      • VC and Pulmonary Capillary Blood Flow: may be better predictors of lung toxicity
    • CXR/Chest CT
      • Alveolar or interstitial pattern with lower-lobe predominance
      • Primarily subpleural location
      • Chest CT Scan Has Better Sensitivity Than CXR: CXR is positive in only 15% of cases, while CT is positive in 38% of cases
    • Bronchoscopy (see Bronchoscopy, [[Bronchoscopy]]): useful to exclude infection
      • Bronchoalveolar Lavage: polymophonuclear or lymphocyte or eosinophil predominance
    • Lung Biopsy
      • Diffuse alveolar damage: non-specific
      • End-stage bleomycin-induced fibrosis resembles usual interstitial pneumonitis (see Usual Interstitial Pneumonia, [[Usual Interstitial Pneumonia]])
  • Clinical
  • Treatment
    • Withdraw Drug Permanently: if progressive decrease in DLCO
    • Corticosteroids (see Corticosteroids, [[Corticosteroids]]): indicated
  • Prognosis
    • Mild-Moderate Pulmonary Toxicity: if patient survives the acute event, pulmonary function test and radiographic changes are fully reversible within 6 mo-2 yrs
    • Moderate-Severe Pulmonary Toxicity (with Severe Hypoxemia Due to Pulmonary Fibrosis): usually progresses despite corticosteroids
    • Mortality Rate: up to 3% of bleomycin-treated patients die from pulmonary toxicity

Bleomycin-Induced Pulmonary Infiltrates with Eosinophilia-Type Pattern (see Drug-Induced Pulmonary Eosinophilia, [[Drug-Induced Pulmonary Eosinophilia]])
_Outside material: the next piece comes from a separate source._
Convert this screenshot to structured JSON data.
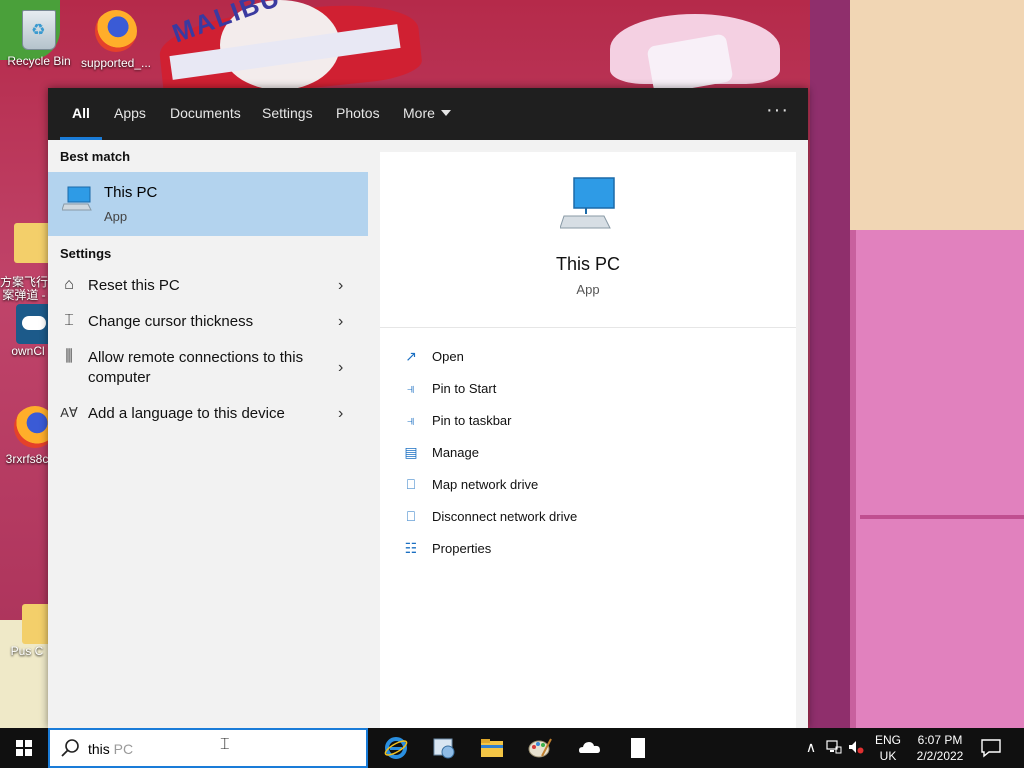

  • Epidemiology: less common pattern
  • Physiology: hypersensitivity reaction
  • Diagnosis
    • CXR/Chest CT: alveolar or interstitial pattern with lower-lobe predominance
    • Bronchoscopy (see Bronchoscopy, [[Bronchoscopy]])
      • Bronchoalveolar Lavage: eosinophilia
  • Clinical
    • Fever (see Fever, [[Fever]]): acute onset
    • Bronchoalveolar Lavage Fluid Eosinophilia (see Bronchoscopy, [[Bronchoscopy]])
    • Peripheral Eosinophilia (see Peripheral Eosinophilia, [[Peripheral Eosinophilia]])
  • Treatment
    • Withdraw Drug + Corticosteroids (see Corticosteroids, [[Corticosteroids]]): usually rapidly responsive to corticosteroids

Bleomycin-Induced “Radiation Recall” Phenomenon (see Radiation Therapy, [[Radiation Therapy]])

  • Epidemiology: bleomycin may reactivate prior radiation-induced lung disease

Bleomycin-Induced Lung Nodules (Cryptogenic Organizing Pneumonia-Type Pattern) (see Cryptogenic Organizing Pneumonia, [[Cryptogenic Organizing Pneumonia]] and Lung Nodule or Mass, [[Lung Nodule or Mass]])

  • Epidemiology
    • Rare pattern
    • First reported in Cancer, 1989
    • Seen mostly in the setting of lymphoma and seminoma
  • Diagnosis
    • CXR/Chest CT: lung nodules
    • Lung Biopsy: cryptogenic organizing pneumonia
  • Clinical: nodular pattern mimics tumor metastases (may require surgical biopsy to differentiate these lesions from metastases

Acute Chest Pain During Bleomycin Infusion (see Chest Pain, [[Chest Pain]])

  • Epidemiology: occurs in 3% of cases
  • Physiology: due to pleuropericarditis

Pneumothorax (see Pneumothorax, [[Pneumothorax]])

  • Epidemiology: case reports

Pneumomediastinum (see Pneumomediastinum, [[Pneumomediastinum]])

  • Epidemiology: case reports

Pulmonary Veno-Occlusive Disease (see Pulmonary Veno-Occlusive Disease, [[Pulmonary Veno-Occlusive Disease]])

  • Epidemiology: case reports

Rheumatologic Adverse Effects

Scleroderma-Like Syndrome (see Scleroderma, [[Scleroderma]])

  • Epidemiology: case reports

Other Adverse Effects

  • Fever (see Fever, [[Fever]])

References

  • Pulmonary veno-occlusive disease due to bleomycin therapy for lymphoma. Case reports. S Afr Med J. 1983 Oct 8;64(16):636-8
  • Pulmonary veno-occlusive disease after chemotherapy. Human Pathology, Volume 14, Issue 1, January 1983, Pages 88-91